Exercise prompt: What lines in the data hold the string "label"? Show them.

Data supplied:

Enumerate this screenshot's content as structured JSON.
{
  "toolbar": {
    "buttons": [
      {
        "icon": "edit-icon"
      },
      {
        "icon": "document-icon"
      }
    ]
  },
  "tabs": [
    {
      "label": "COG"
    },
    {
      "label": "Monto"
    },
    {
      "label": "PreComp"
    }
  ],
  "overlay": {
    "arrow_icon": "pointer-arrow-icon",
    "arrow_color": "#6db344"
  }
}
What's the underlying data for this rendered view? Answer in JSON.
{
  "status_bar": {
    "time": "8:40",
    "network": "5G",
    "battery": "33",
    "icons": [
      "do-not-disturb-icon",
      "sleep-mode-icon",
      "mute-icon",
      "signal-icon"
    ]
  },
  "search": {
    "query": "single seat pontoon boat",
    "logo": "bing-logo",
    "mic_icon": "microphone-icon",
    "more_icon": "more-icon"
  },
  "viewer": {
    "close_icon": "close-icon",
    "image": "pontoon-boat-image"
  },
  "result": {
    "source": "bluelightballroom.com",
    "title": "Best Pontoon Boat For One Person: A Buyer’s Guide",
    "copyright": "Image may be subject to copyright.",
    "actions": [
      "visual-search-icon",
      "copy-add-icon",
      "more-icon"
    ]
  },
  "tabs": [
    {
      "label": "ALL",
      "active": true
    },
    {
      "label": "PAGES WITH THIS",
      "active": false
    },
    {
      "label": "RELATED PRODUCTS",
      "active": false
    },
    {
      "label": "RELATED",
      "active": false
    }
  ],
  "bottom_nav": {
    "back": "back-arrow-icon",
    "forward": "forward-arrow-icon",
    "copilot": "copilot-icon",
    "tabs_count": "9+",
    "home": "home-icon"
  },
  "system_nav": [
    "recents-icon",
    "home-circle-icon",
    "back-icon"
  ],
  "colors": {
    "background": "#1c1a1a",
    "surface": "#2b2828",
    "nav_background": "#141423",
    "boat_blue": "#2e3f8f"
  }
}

Finished exercise:
      "label": "COG"
      "label": "Monto"
      "label": "PreComp"
      "label": "ALL",
      "label": "PAGES WITH THIS",
      "label": "RELATED PRODUCTS",
      "label": "RELATED",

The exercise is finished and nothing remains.